* _PROBLEM REQUIREMENTS_:
Copy out every record that follows, word for word.
-------- DATA RECORDS --------
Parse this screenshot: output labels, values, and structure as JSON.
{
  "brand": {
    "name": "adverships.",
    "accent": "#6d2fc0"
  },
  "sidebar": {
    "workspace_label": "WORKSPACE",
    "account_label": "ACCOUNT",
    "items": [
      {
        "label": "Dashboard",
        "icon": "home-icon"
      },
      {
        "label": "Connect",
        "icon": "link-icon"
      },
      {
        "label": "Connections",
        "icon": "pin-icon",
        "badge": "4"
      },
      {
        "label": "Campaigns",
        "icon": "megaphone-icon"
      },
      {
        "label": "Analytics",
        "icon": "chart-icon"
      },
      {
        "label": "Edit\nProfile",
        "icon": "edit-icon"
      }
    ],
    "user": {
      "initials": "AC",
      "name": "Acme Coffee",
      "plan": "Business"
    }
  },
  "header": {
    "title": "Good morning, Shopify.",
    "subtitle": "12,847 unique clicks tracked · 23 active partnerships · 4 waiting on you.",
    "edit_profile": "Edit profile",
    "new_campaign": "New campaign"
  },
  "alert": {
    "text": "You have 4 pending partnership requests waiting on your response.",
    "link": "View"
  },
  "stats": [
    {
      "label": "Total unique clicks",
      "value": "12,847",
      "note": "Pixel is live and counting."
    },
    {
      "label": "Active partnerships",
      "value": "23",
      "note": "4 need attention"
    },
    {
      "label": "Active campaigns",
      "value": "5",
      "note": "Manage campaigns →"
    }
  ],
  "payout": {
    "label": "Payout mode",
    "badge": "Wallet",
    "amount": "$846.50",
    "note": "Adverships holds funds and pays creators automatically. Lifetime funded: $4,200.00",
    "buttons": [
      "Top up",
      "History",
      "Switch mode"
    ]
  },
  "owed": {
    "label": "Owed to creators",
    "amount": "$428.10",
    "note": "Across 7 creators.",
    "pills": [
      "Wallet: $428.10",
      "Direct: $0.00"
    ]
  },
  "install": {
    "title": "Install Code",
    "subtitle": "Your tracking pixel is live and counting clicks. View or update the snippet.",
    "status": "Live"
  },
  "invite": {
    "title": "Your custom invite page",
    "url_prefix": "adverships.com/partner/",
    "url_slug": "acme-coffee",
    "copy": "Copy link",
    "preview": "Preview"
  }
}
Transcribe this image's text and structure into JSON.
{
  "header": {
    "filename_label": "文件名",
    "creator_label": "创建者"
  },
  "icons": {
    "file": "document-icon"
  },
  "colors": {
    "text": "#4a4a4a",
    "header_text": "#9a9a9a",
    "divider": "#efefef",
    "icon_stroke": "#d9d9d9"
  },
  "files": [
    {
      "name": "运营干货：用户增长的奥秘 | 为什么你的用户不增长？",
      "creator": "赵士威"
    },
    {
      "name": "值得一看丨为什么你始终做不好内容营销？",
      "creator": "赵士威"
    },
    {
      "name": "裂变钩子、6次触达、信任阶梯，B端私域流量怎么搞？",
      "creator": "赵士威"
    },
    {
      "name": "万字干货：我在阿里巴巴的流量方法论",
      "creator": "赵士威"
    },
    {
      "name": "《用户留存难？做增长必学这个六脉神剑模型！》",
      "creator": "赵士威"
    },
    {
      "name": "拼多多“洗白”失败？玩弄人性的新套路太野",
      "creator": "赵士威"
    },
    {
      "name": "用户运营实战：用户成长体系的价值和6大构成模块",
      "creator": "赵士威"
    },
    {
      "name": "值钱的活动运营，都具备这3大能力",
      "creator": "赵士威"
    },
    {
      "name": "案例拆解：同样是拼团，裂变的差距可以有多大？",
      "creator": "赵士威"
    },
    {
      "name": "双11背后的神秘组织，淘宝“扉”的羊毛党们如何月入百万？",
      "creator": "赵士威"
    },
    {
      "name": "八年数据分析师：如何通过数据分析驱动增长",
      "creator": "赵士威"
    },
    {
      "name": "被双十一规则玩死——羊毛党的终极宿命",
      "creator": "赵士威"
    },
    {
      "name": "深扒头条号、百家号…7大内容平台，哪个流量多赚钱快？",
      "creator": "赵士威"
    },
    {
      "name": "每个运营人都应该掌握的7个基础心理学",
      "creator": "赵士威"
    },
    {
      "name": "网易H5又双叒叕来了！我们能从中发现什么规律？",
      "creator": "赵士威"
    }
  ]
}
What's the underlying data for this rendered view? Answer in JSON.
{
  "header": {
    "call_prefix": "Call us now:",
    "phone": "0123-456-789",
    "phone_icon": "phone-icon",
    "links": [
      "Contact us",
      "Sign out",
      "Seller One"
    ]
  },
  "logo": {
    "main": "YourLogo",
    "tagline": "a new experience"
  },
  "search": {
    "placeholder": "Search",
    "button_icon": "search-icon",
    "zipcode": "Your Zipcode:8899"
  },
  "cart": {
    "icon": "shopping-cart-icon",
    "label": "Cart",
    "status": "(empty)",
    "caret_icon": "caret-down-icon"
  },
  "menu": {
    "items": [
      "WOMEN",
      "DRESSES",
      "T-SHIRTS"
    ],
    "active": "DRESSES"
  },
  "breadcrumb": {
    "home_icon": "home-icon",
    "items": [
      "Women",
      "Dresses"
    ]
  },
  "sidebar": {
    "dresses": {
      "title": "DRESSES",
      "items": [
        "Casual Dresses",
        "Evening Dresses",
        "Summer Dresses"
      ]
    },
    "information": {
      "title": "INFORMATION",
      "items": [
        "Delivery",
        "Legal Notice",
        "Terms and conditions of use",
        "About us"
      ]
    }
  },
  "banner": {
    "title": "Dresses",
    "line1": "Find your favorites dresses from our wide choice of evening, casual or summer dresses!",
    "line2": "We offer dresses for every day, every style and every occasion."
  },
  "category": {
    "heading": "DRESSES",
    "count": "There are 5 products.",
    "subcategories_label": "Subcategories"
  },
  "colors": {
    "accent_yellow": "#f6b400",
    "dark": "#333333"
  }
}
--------
* _SOLUTION_:
Parse this screenshot: output labels, values, and structure as JSON.
{
  "brand": {
    "name": "adverships.",
    "accent": "#6d2fc0"
  },
  "sidebar": {
    "workspace_label": "WORKSPACE",
    "account_label": "ACCOUNT",
    "items": [
      {
        "label": "Dashboard",
        "icon": "home-icon"
      },
      {
        "label": "Connect",
        "icon": "link-icon"
      },
      {
        "label": "Connections",
        "icon": "pin-icon",
        "badge": "4"
      },
      {
        "label": "Campaigns",
        "icon": "megaphone-icon"
      },
      {
        "label": "Analytics",
        "icon": "chart-icon"
      },
      {
        "label": "Edit\nProfile",
        "icon": "edit-icon"
      }
    ],
    "user": {
      "initials": "AC",
      "name": "Acme Coffee",
      "plan": "Business"
    }
  },
  "header": {
    "title": "Good morning, Shopify.",
    "subtitle": "12,847 unique clicks tracked · 23 active partnerships · 4 waiting on you.",
    "edit_profile": "Edit profile",
    "new_campaign": "New campaign"
  },
  "alert": {
    "text": "You have 4 pending partnership requests waiting on your response.",
    "link": "View"
  },
  "stats": [
    {
      "label": "Total unique clicks",
      "value": "12,847",
      "note": "Pixel is live and counting."
    },
    {
      "label": "Active partnerships",
      "value": "23",
      "note": "4 need attention"
    },
    {
      "label": "Active campaigns",
      "value": "5",
      "note": "Manage campaigns →"
    }
  ],
  "payout": {
    "label": "Payout mode",
    "badge": "Wallet",
    "amount": "$846.50",
    "note": "Adverships holds funds and pays creators automatically. Lifetime funded: $4,200.00",
    "buttons": [
      "Top up",
      "History",
      "Switch mode"
    ]
  },
  "owed": {
    "label": "Owed to creators",
    "amount": "$428.10",
    "note": "Across 7 creators.",
    "pills": [
      "Wallet: $428.10",
      "Direct: $0.00"
    ]
  },
  "install": {
    "title": "Install Code",
    "subtitle": "Your tracking pixel is live and counting clicks. View or update the snippet.",
    "status": "Live"
  },
  "invite": {
    "title": "Your custom invite page",
    "url_prefix": "adverships.com/partner/",
    "url_slug": "acme-coffee",
    "copy": "Copy link",
    "preview": "Preview"
  }
}
Transcribe this image's text and structure into JSON.
{
  "header": {
    "filename_label": "文件名",
    "creator_label": "创建者"
  },
  "icons": {
    "file": "document-icon"
  },
  "colors": {
    "text": "#4a4a4a",
    "header_text": "#9a9a9a",
    "divider": "#efefef",
    "icon_stroke": "#d9d9d9"
  },
  "files": [
    {
      "name": "运营干货：用户增长的奥秘 | 为什么你的用户不增长？",
      "creator": "赵士威"
    },
    {
      "name": "值得一看丨为什么你始终做不好内容营销？",
      "creator": "赵士威"
    },
    {
      "name": "裂变钩子、6次触达、信任阶梯，B端私域流量怎么搞？",
      "creator": "赵士威"
    },
    {
      "name": "万字干货：我在阿里巴巴的流量方法论",
      "creator": "赵士威"
    },
    {
      "name": "《用户留存难？做增长必学这个六脉神剑模型！》",
      "creator": "赵士威"
    },
    {
      "name": "拼多多“洗白”失败？玩弄人性的新套路太野",
      "creator": "赵士威"
    },
    {
      "name": "用户运营实战：用户成长体系的价值和6大构成模块",
      "creator": "赵士威"
    },
    {
      "name": "值钱的活动运营，都具备这3大能力",
      "creator": "赵士威"
    },
    {
      "name": "案例拆解：同样是拼团，裂变的差距可以有多大？",
      "creator": "赵士威"
    },
    {
      "name": "双11背后的神秘组织，淘宝“扉”的羊毛党们如何月入百万？",
      "creator": "赵士威"
    },
    {
      "name": "八年数据分析师：如何通过数据分析驱动增长",
      "creator": "赵士威"
    },
    {
      "name": "被双十一规则玩死——羊毛党的终极宿命",
      "creator": "赵士威"
    },
    {
      "name": "深扒头条号、百家号…7大内容平台，哪个流量多赚钱快？",
      "creator": "赵士威"
    },
    {
      "name": "每个运营人都应该掌握的7个基础心理学",
      "creator": "赵士威"
    },
    {
      "name": "网易H5又双叒叕来了！我们能从中发现什么规律？",
      "creator": "赵士威"
    }
  ]
}
What's the underlying data for this rendered view? Answer in JSON.
{
  "header": {
    "call_prefix": "Call us now:",
    "phone": "0123-456-789",
    "phone_icon": "phone-icon",
    "links": [
      "Contact us",
      "Sign out",
      "Seller One"
    ]
  },
  "logo": {
    "main": "YourLogo",
    "tagline": "a new experience"
  },
  "search": {
    "placeholder": "Search",
    "button_icon": "search-icon",
    "zipcode": "Your Zipcode:8899"
  },
  "cart": {
    "icon": "shopping-cart-icon",
    "label": "Cart",
    "status": "(empty)",
    "caret_icon": "caret-down-icon"
  },
  "menu": {
    "items": [
      "WOMEN",
      "DRESSES",
      "T-SHIRTS"
    ],
    "active": "DRESSES"
  },
  "breadcrumb": {
    "home_icon": "home-icon",
    "items": [
      "Women",
      "Dresses"
    ]
  },
  "sidebar": {
    "dresses": {
      "title": "DRESSES",
      "items": [
        "Casual Dresses",
        "Evening Dresses",
        "Summer Dresses"
      ]
    },
    "information": {
      "title": "INFORMATION",
      "items": [
        "Delivery",
        "Legal Notice",
        "Terms and conditions of use",
        "About us"
      ]
    }
  },
  "banner": {
    "title": "Dresses",
    "line1": "Find your favorites dresses from our wide choice of evening, casual or summer dresses!",
    "line2": "We offer dresses for every day, every style and every occasion."
  },
  "category": {
    "heading": "DRESSES",
    "count": "There are 5 products.",
    "subcategories_label": "Subcategories"
  },
  "colors": {
    "accent_yellow": "#f6b400",
    "dark": "#333333"
  }
}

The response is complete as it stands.